Social engineering movements appear to have increased in number and intensity during 2021.
It is useful, for intellectual and strategic purposes, to ascertain whether there is a common theme that links these movements and explains the growing anxiety about their impact on a person’s expectation to be rewarded on the ground of his or her “merit.”
An overriding theme that interconnects these movements concerns the reasons why some intelligent, diligent, imaginative, and entrepreneurial people fail to achieve promotion and may be overlooked in favour of applicants whose achievements are questionable or even non-existent.
Ideally, people should be promoted on “merit.” The usual arguments in favour of this are that “merit” enhances efficiency, increases productivity, and contributes to overall fairness. Yet, putting forth such arguments nowadays can also be like waving a red flag in front of an aggressive bull in the matador’s ring.
Of course, “merit” is an undefined, ambiguous concept. There are various versions of it, which their proponents may ardently promote, but are mutually exclusive.
For example, it could simply refer to a person’s ability to perform a job. This version focuses on the “essential” requirements which must be met to complete allocated tasks. But an extended version of the concept allows an assessment of “desirable” characteristics, including a person’s ability to make decisions, assume responsibility, generate wealth, resolve conflicts, and disclose entrepreneurial flair.
Alternatively, it could be regarded as a concept that produces desirable social outcomes or results, for example, the representation of people in positions of influence and power in proportion to their numerical strength in society.

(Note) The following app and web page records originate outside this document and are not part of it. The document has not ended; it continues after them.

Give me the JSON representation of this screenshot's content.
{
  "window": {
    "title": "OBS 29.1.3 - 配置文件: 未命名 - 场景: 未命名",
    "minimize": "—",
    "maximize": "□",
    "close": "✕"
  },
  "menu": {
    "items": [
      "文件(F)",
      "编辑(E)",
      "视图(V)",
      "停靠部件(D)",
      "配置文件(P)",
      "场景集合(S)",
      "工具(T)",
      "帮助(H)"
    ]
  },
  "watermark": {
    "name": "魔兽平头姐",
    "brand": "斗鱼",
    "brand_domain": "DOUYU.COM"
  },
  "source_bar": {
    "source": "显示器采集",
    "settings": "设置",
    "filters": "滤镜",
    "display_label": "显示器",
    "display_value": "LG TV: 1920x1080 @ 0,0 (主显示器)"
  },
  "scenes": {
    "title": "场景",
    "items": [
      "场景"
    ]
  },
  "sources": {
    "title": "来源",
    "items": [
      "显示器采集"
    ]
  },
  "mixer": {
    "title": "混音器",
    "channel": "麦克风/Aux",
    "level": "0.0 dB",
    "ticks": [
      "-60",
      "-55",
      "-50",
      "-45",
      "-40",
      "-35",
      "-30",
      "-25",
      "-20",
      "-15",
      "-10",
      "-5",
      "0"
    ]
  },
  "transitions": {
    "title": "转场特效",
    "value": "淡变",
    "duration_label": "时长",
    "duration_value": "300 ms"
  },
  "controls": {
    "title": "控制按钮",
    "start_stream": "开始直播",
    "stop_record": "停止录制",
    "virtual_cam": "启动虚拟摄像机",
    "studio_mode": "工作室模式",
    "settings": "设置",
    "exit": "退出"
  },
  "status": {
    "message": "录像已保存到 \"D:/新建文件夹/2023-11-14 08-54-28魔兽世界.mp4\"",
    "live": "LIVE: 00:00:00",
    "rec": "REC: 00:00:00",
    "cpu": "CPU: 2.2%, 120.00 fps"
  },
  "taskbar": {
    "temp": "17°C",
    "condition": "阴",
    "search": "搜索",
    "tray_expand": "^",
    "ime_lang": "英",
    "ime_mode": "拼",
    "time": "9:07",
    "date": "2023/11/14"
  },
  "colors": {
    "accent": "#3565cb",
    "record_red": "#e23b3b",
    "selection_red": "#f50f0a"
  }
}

Under this version, a person’s suitability for a job would need a consideration of the characteristics over which an individual has limited or no control, including gender, race, family background, or education.
Specifically, proponents of this second version argue that an applicant should be compensated for any perceived or actual disadvantages. Compensation often requires the discounting of another person’s assumed privileges.
According to this argument, a white privileged male who may have attended an expensive private high school and studied at a sandstone university possessing greater benefits compared to an applicant who attended an understaffed and oversubscribed public school, and may have come from a broken family background, or even suffered the impact of bad life decisions.
So, in assessing a person’s qualifications not only should individual characteristics be considered, but also the social landscape, widely defined, which moulds the opportunities of people.
On this line of argument, a disadvantaged person may be regarded as a “victim” of a discriminatory social environment, or unlucky circumstances, which effectively deprive them of social mobility and opportunity.
Privileged people are often blamed for this lack of opportunity, especially if less-privileged people regard themselves as victims of endemic or institutionalised discrimination.
This second version of “merit” explains, to a considerable extent, the traction of current social engineering movements.
For example, it illuminates the Black Lives Matter (BLM) movement, critical race theory (CRT)—now overwhelming in university curriculums—the political correctness pandemic and its associated cancel culture movement, and the diversity and inclusiveness and affirmative action programs.
By way of example, the BLM movement—which exposes discrimination against black people and police brutality—and CRT are based on the proposition that white privilege is a result of systemic and endemic discrimination against black people on the grounds of their race—a characteristic over which they have no control.
These movements are neo-Marxists in nature because they often involve the substitution of “class” with “race” to attack assumed white privilege and to bring about an egalitarian dreamland.
This second version of “merit” facilitates the inexorable march to utopian socialism where inequality-enhancing characteristics must be eliminated. Additionally, the pursuit of excellence, which involves the implementation of the first version of “merit” is suspended to embed utopian equality in a refashioned society.
In the end, the reform process denies that there are open-ended degrees of excellence.
It is not unusual for governments to facilitate this reform process by developing intricate social welfare systems that try to eliminate the perceived advantages of the privileged class and provide compensation for the non-privileged class.
While such a system may be necessary as a safety net for the disadvantaged, needy, incapacitated, or disabled, it becomes problematic if it deprives people of privileges obtained through good work ethic.
Hence, the implementation of the second version of “merit” is a worrying development because the view that all opportunity is simply the consequence of undeserved privilege is neither compelling nor commendable.
Nevertheless, this argument still persists and is promoted with alacrity.
Liberal democracies now boast bureaucracies to ensure that the disadvantaged can compete with the privileged. They may do this by giving the “disadvantaged” a head start when they apply for promotion, thereby handicapping the “privileged.”
These bureaucratic quangos, in assessing people’s qualifications may embrace a form of comparable worth—making decisions on whose disadvantage deserves compensation.
It activates a complex administrative system aimed at eradicating disadvantage and creating a level playing field, but it is easy to see how such a system can be manipulated to achieve desired outcomes compatible with the aspirations of the social engineering brigade.
American economist Milton Friedman, in an iconic statement, once said, “A society that puts equality before freedom will get neither. A society that puts freedom before equality will get a high degree of both.”
The veracity of this aphorism beautifully captures the dilemma that policy makers and trendsetters must consider when making decisions based on “merit.”
Views expressed in this article are the opinions of the author and do not necessarily reflect the views of The Epoch Times.